Caroline Tufton (Barham) to Martha Jefferson (Randolph)

My dear Miss Jefferson

It is impossible for me to express how much pleasure your kind letter gave me, which I intended to have answered last month, but was unfortunately prevented, I was quite unhappy to think you were in England without a possibility of our meeting, but I am now in expectation of hearing of your safe arrival in America, I sincerely wish your passage was a better one, than you expected—I have just found out there are ships that go to America every month, so that I flatter myself we shall hear from you very often, for however I may be situated I shall always feel greatly interested in everything that concerns your happiness: I hope you will sometimes think of us, I feel it impossible ever to forget you. We have been in town about a week, but we go in the country tomorrow to Lord Winchilsea’s, where there is to be a very pleasant party, we shall stay about a fortnight and return to town for the winter. I have quite forgot to tell you all this time, what I dare say will surprize you very much, that the Duke is going to be married to Miss Cope, it will take place very soon, she is very pretty and amazingly good natured, we both like her of all things. I have seen Botidoux’s friend Mr Bligh, who is as much enraged with her as ever, about the bouquet: As for any of our other agreeable partners, I have seen none to my great sorrow. The Coutts’ are all gone to Italy for the winter to improve in speaking Italian as well as they do French, I wonder if Mr Coutts has forgiven you, he was almost as angry with me—I am afraid you will find this letter very stupid, but I thought I had so much to say to you, and I now find that it is so little, I feel sorry that I began on this large sheet of paper, but I hope you will forgive this my stupidity, as you must soon get accustomed to it. I flatter myself that the idea you had formed of America was an unfavorable one, and that you will spend your time more agreeably, than you imagined. I have not heard from Paris this age, so that I know of no news even from there, except that there are fewer people there than ever. It is astonishing the number of French there are in townfew that I knew before, none of the Clinqmay suppose—Mr Stone desires his Compts—the Duke mille amitiés. Elizabeth joins with me in love to you; pray don’t forget to mention us to Polly—Write soon as I shall really be uneasy if we do not hear from you, in the mean time accept the sincere assurances of being always my dearest Miss Jefferson

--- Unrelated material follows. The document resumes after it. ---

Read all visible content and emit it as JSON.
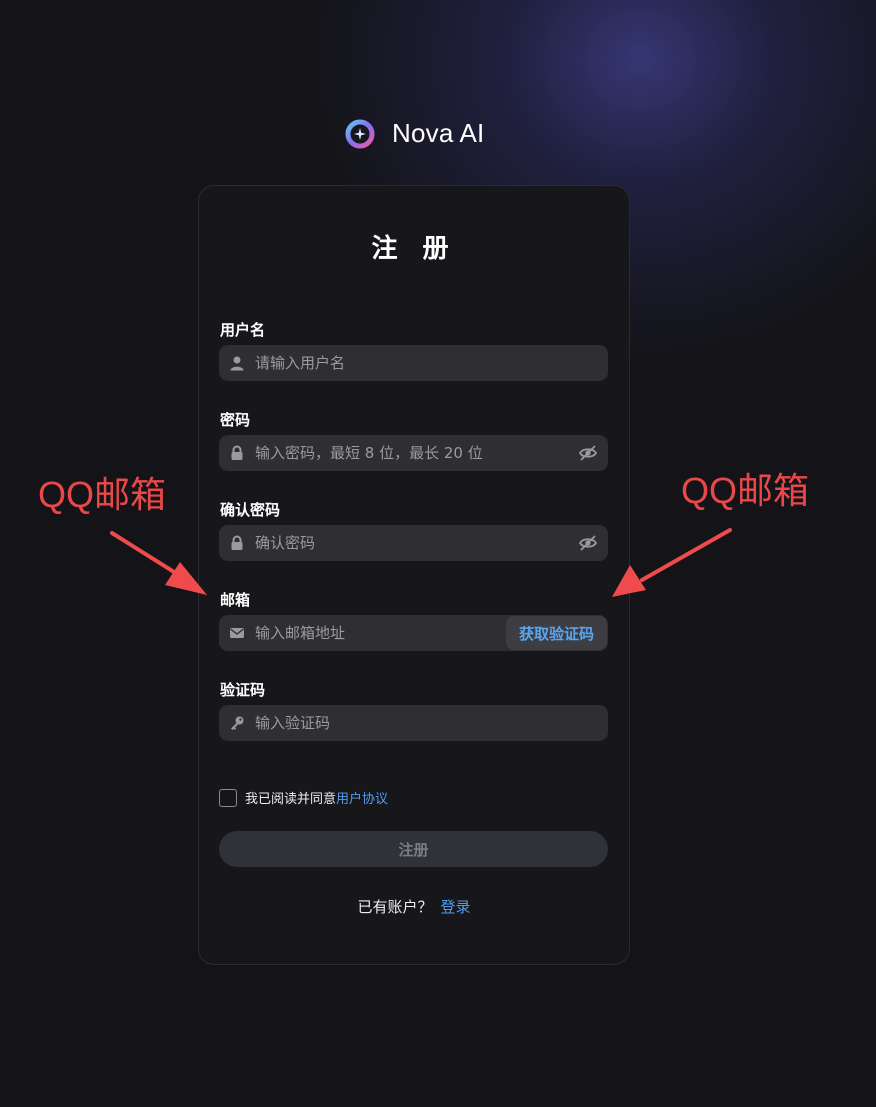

Most Affectionately yrs
C Tufton
Tr (ViU: ER); in an unidentified hand.

mille amitiés: “a thousand greetings.”

Caroline Tufton Barham
Date Range
December 19, 1789